→ What the task requires:
If any record holds an image, omit the image and print the rest exactly.
----
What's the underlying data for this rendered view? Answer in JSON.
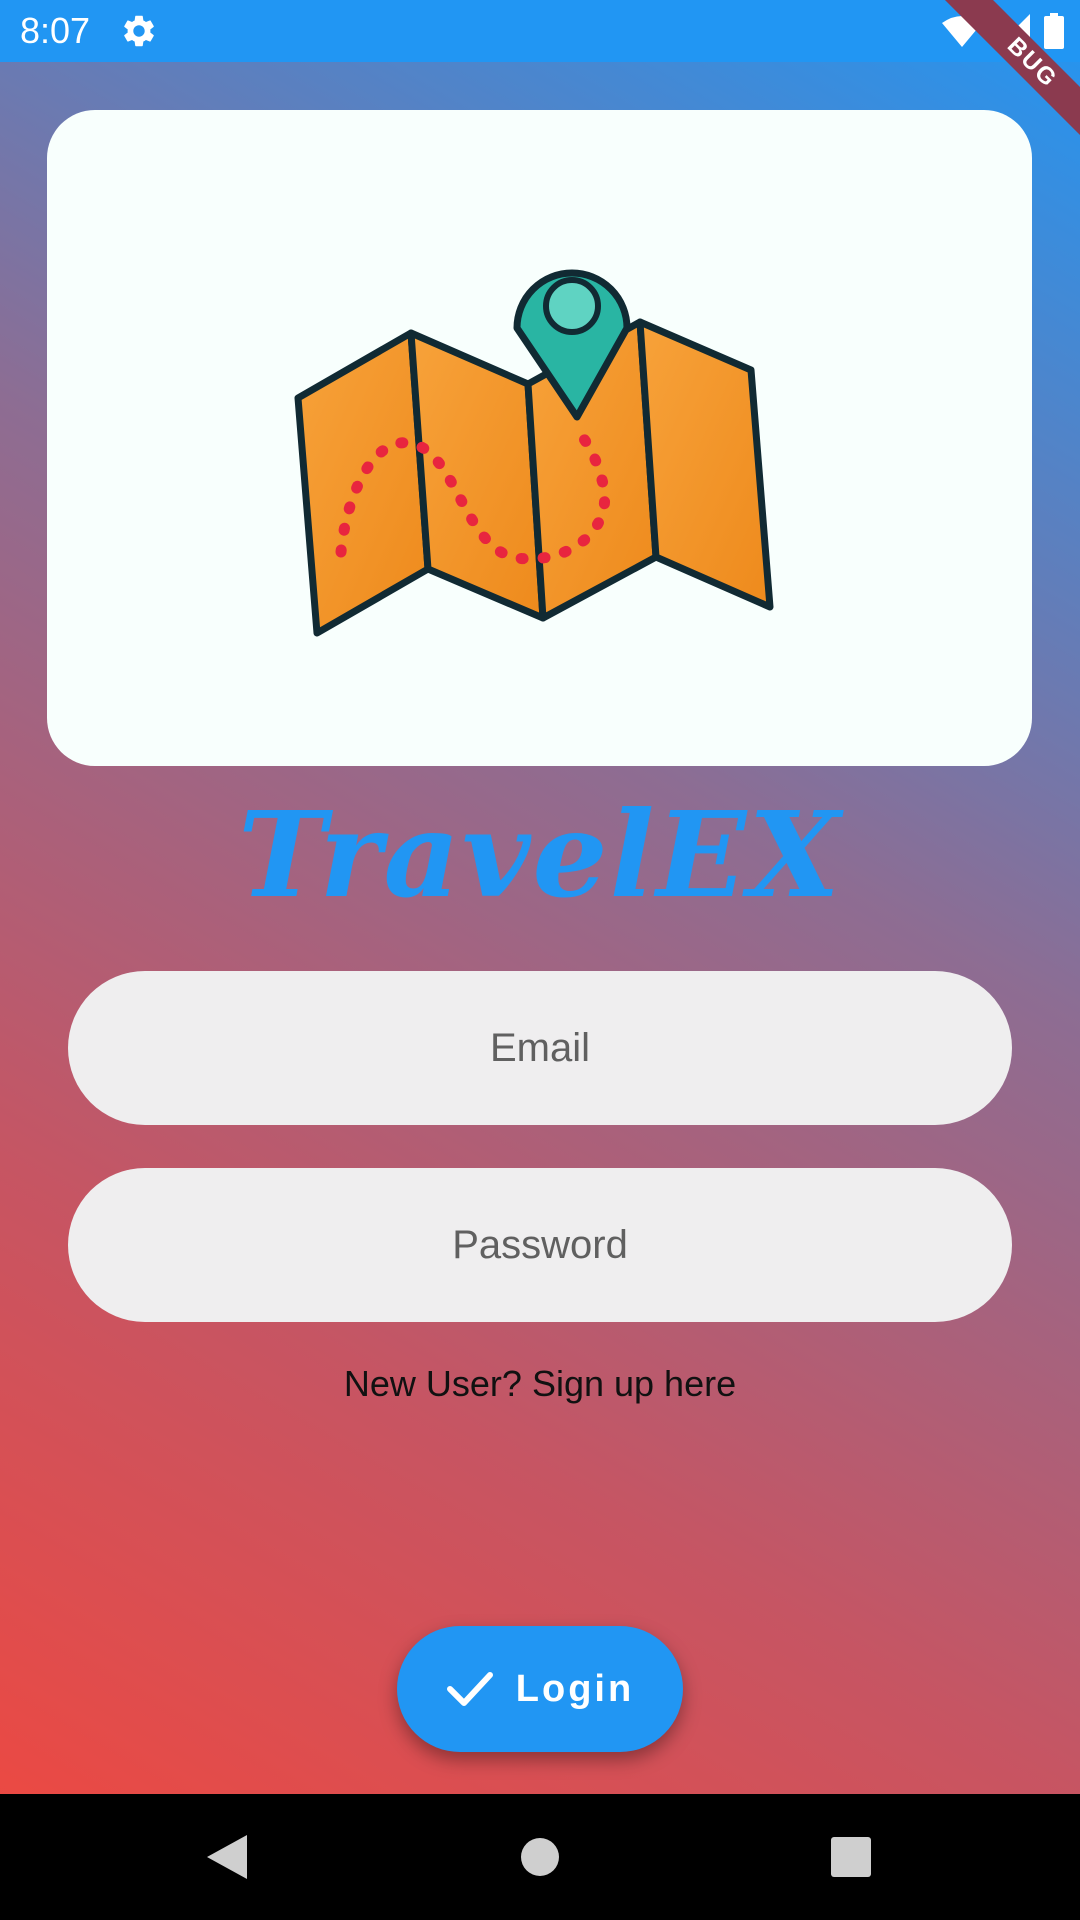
{
  "status_bar": {
    "time": "8:07",
    "icons": [
      "gear-icon",
      "wifi-icon",
      "signal-icon",
      "battery-icon"
    ],
    "background": "#2196f3"
  },
  "debug_ribbon": {
    "label": "BUG"
  },
  "hero": {
    "image": "folded-map-with-location-pin illustration"
  },
  "app_title": "TravelEX",
  "form": {
    "email_placeholder": "Email",
    "password_placeholder": "Password",
    "signup_text": "New User? Sign up here"
  },
  "login_button": {
    "label": "Login",
    "icon": "check-icon",
    "color": "#2196f3"
  },
  "nav": {
    "buttons": [
      "back-icon",
      "home-icon",
      "recents-icon"
    ]
  },
  "colors": {
    "gradient_start": "#f2473d",
    "gradient_end": "#2196f3",
    "field_bg": "#efeeef"
  }
}
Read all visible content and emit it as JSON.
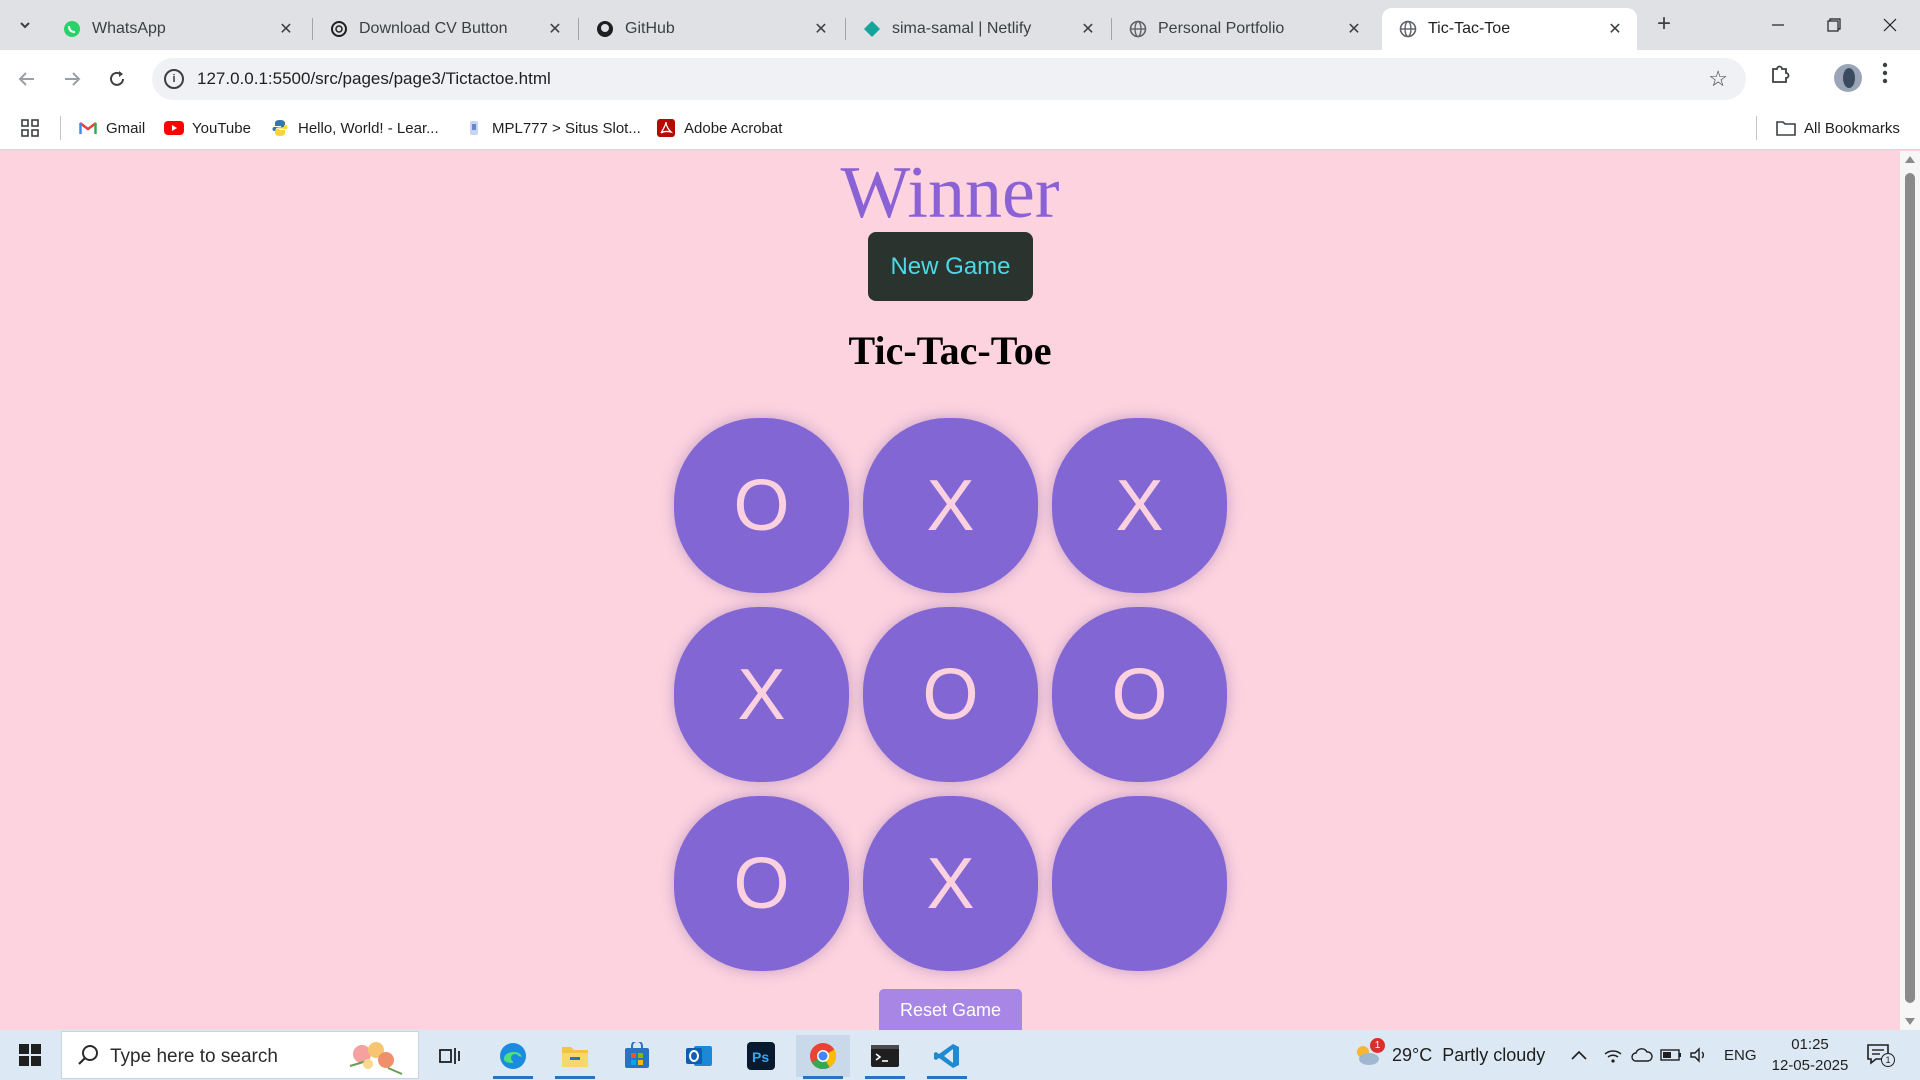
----
→ Solution to this task:
What's the underlying data for this rendered view? Answer in JSON.
{
  "status_bar": {
    "time": "8:07",
    "icons": [
      "gear-icon",
      "wifi-icon",
      "signal-icon",
      "battery-icon"
    ],
    "background": "#2196f3"
  },
  "debug_ribbon": {
    "label": "BUG"
  },
  "hero": {
    "image": "folded-map-with-location-pin illustration"
  },
  "app_title": "TravelEX",
  "form": {
    "email_placeholder": "Email",
    "password_placeholder": "Password",
    "signup_text": "New User? Sign up here"
  },
  "login_button": {
    "label": "Login",
    "icon": "check-icon",
    "color": "#2196f3"
  },
  "nav": {
    "buttons": [
      "back-icon",
      "home-icon",
      "recents-icon"
    ]
  },
  "colors": {
    "gradient_start": "#f2473d",
    "gradient_end": "#2196f3",
    "field_bg": "#efeeef"
  }
}
Read all visible content and emit it as JSON.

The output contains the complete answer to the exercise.